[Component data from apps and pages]

- - -

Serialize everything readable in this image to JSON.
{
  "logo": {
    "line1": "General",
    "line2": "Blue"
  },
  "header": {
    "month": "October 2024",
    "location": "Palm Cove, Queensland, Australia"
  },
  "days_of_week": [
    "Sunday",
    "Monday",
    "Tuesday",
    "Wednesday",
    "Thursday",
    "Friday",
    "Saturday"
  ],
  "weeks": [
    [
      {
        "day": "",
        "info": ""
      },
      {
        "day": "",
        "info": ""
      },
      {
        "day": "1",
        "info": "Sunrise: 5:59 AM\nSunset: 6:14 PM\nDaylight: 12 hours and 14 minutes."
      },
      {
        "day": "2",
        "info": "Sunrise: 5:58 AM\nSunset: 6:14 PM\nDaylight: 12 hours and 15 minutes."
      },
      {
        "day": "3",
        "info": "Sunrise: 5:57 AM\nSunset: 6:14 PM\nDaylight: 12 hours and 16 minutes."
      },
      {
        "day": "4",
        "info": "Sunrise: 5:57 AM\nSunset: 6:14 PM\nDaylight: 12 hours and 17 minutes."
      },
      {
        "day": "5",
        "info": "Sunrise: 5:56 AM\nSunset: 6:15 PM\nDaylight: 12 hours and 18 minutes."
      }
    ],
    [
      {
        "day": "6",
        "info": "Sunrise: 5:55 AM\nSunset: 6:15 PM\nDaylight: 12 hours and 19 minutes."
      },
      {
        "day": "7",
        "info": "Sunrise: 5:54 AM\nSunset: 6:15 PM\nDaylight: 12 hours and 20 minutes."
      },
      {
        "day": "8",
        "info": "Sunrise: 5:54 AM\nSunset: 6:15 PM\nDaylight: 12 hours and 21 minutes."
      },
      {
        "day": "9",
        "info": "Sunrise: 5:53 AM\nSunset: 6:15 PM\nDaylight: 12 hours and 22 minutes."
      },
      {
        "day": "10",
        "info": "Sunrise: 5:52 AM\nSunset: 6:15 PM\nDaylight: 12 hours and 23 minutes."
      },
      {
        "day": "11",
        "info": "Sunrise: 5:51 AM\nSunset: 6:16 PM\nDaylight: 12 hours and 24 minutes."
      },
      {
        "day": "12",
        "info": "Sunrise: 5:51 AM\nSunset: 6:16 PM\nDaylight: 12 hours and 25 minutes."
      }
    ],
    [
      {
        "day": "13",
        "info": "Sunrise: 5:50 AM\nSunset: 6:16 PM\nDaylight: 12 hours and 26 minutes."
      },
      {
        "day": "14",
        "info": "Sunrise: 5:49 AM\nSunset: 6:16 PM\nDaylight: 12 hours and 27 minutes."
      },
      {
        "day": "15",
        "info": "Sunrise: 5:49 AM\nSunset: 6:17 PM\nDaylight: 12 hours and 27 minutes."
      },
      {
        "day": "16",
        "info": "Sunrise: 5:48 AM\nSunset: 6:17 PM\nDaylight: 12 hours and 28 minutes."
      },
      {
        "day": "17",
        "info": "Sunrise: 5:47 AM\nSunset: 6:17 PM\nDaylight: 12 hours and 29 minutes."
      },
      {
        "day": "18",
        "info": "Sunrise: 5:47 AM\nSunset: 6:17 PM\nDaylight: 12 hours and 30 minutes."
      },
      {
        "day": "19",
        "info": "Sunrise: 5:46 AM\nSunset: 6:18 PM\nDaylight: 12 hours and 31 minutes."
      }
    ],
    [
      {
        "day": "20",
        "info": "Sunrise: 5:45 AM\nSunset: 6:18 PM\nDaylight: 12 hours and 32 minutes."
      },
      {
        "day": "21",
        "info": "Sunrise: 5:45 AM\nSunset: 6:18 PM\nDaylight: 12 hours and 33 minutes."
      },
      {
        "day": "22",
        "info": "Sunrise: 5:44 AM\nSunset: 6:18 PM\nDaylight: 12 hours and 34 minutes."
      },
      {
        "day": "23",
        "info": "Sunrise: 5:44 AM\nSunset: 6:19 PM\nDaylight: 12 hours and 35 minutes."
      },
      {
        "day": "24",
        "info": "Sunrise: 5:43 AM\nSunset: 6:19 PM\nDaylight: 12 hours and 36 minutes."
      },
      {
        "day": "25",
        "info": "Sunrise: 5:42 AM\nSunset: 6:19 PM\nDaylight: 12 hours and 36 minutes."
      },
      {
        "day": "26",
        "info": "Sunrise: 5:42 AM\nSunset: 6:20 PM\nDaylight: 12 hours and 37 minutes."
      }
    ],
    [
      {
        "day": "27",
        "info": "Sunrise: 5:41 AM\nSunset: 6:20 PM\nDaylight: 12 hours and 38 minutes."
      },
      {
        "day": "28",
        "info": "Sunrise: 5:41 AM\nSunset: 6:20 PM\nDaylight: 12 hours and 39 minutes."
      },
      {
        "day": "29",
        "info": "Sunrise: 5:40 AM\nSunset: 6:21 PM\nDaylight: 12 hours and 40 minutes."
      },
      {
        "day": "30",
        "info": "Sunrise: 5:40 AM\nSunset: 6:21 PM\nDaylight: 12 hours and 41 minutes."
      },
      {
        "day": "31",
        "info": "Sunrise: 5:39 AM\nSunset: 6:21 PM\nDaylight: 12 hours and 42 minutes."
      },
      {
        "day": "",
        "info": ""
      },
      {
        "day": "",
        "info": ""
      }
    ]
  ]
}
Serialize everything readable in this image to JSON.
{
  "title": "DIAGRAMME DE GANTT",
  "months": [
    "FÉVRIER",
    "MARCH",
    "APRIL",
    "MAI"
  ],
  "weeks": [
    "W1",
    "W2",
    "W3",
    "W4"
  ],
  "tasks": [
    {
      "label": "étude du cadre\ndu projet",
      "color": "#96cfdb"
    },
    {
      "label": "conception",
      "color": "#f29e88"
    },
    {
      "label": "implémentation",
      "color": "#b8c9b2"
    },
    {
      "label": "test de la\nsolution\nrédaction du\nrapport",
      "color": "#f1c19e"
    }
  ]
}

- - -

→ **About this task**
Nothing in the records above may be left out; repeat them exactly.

→ **Problem solution**
Serialize everything readable in this image to JSON.
{
  "logo": {
    "line1": "General",
    "line2": "Blue"
  },
  "header": {
    "month": "October 2024",
    "location": "Palm Cove, Queensland, Australia"
  },
  "days_of_week": [
    "Sunday",
    "Monday",
    "Tuesday",
    "Wednesday",
    "Thursday",
    "Friday",
    "Saturday"
  ],
  "weeks": [
    [
      {
        "day": "",
        "info": ""
      },
      {
        "day": "",
        "info": ""
      },
      {
        "day": "1",
        "info": "Sunrise: 5:59 AM\nSunset: 6:14 PM\nDaylight: 12 hours and 14 minutes."
      },
      {
        "day": "2",
        "info": "Sunrise: 5:58 AM\nSunset: 6:14 PM\nDaylight: 12 hours and 15 minutes."
      },
      {
        "day": "3",
        "info": "Sunrise: 5:57 AM\nSunset: 6:14 PM\nDaylight: 12 hours and 16 minutes."
      },
      {
        "day": "4",
        "info": "Sunrise: 5:57 AM\nSunset: 6:14 PM\nDaylight: 12 hours and 17 minutes."
      },
      {
        "day": "5",
        "info": "Sunrise: 5:56 AM\nSunset: 6:15 PM\nDaylight: 12 hours and 18 minutes."
      }
    ],
    [
      {
        "day": "6",
        "info": "Sunrise: 5:55 AM\nSunset: 6:15 PM\nDaylight: 12 hours and 19 minutes."
      },
      {
        "day": "7",
        "info": "Sunrise: 5:54 AM\nSunset: 6:15 PM\nDaylight: 12 hours and 20 minutes."
      },
      {
        "day": "8",
        "info": "Sunrise: 5:54 AM\nSunset: 6:15 PM\nDaylight: 12 hours and 21 minutes."
      },
      {
        "day": "9",
        "info": "Sunrise: 5:53 AM\nSunset: 6:15 PM\nDaylight: 12 hours and 22 minutes."
      },
      {
        "day": "10",
        "info": "Sunrise: 5:52 AM\nSunset: 6:15 PM\nDaylight: 12 hours and 23 minutes."
      },
      {
        "day": "11",
        "info": "Sunrise: 5:51 AM\nSunset: 6:16 PM\nDaylight: 12 hours and 24 minutes."
      },
      {
        "day": "12",
        "info": "Sunrise: 5:51 AM\nSunset: 6:16 PM\nDaylight: 12 hours and 25 minutes."
      }
    ],
    [
      {
        "day": "13",
        "info": "Sunrise: 5:50 AM\nSunset: 6:16 PM\nDaylight: 12 hours and 26 minutes."
      },
      {
        "day": "14",
        "info": "Sunrise: 5:49 AM\nSunset: 6:16 PM\nDaylight: 12 hours and 27 minutes."
      },
      {
        "day": "15",
        "info": "Sunrise: 5:49 AM\nSunset: 6:17 PM\nDaylight: 12 hours and 27 minutes."
      },
      {
        "day": "16",
        "info": "Sunrise: 5:48 AM\nSunset: 6:17 PM\nDaylight: 12 hours and 28 minutes."
      },
      {
        "day": "17",
        "info": "Sunrise: 5:47 AM\nSunset: 6:17 PM\nDaylight: 12 hours and 29 minutes."
      },
      {
        "day": "18",
        "info": "Sunrise: 5:47 AM\nSunset: 6:17 PM\nDaylight: 12 hours and 30 minutes."
      },
      {
        "day": "19",
        "info": "Sunrise: 5:46 AM\nSunset: 6:18 PM\nDaylight: 12 hours and 31 minutes."
      }
    ],
    [
      {
        "day": "20",
        "info": "Sunrise: 5:45 AM\nSunset: 6:18 PM\nDaylight: 12 hours and 32 minutes."
      },
      {
        "day": "21",
        "info": "Sunrise: 5:45 AM\nSunset: 6:18 PM\nDaylight: 12 hours and 33 minutes."
      },
      {
        "day": "22",
        "info": "Sunrise: 5:44 AM\nSunset: 6:18 PM\nDaylight: 12 hours and 34 minutes."
      },
      {
        "day": "23",
        "info": "Sunrise: 5:44 AM\nSunset: 6:19 PM\nDaylight: 12 hours and 35 minutes."
      },
      {
        "day": "24",
        "info": "Sunrise: 5:43 AM\nSunset: 6:19 PM\nDaylight: 12 hours and 36 minutes."
      },
      {
        "day": "25",
        "info": "Sunrise: 5:42 AM\nSunset: 6:19 PM\nDaylight: 12 hours and 36 minutes."
      },
      {
        "day": "26",
        "info": "Sunrise: 5:42 AM\nSunset: 6:20 PM\nDaylight: 12 hours and 37 minutes."
      }
    ],
    [
      {
        "day": "27",
        "info": "Sunrise: 5:41 AM\nSunset: 6:20 PM\nDaylight: 12 hours and 38 minutes."
      },
      {
        "day": "28",
        "info": "Sunrise: 5:41 AM\nSunset: 6:20 PM\nDaylight: 12 hours and 39 minutes."
      },
      {
        "day": "29",
        "info": "Sunrise: 5:40 AM\nSunset: 6:21 PM\nDaylight: 12 hours and 40 minutes."
      },
      {
        "day": "30",
        "info": "Sunrise: 5:40 AM\nSunset: 6:21 PM\nDaylight: 12 hours and 41 minutes."
      },
      {
        "day": "31",
        "info": "Sunrise: 5:39 AM\nSunset: 6:21 PM\nDaylight: 12 hours and 42 minutes."
      },
      {
        "day": "",
        "info": ""
      },
      {
        "day": "",
        "info": ""
      }
    ]
  ]
}
Serialize everything readable in this image to JSON.
{
  "title": "DIAGRAMME DE GANTT",
  "months": [
    "FÉVRIER",
    "MARCH",
    "APRIL",
    "MAI"
  ],
  "weeks": [
    "W1",
    "W2",
    "W3",
    "W4"
  ],
  "tasks": [
    {
      "label": "étude du cadre\ndu projet",
      "color": "#96cfdb"
    },
    {
      "label": "conception",
      "color": "#f29e88"
    },
    {
      "label": "implémentation",
      "color": "#b8c9b2"
    },
    {
      "label": "test de la\nsolution\nrédaction du\nrapport",
      "color": "#f1c19e"
    }
  ]
}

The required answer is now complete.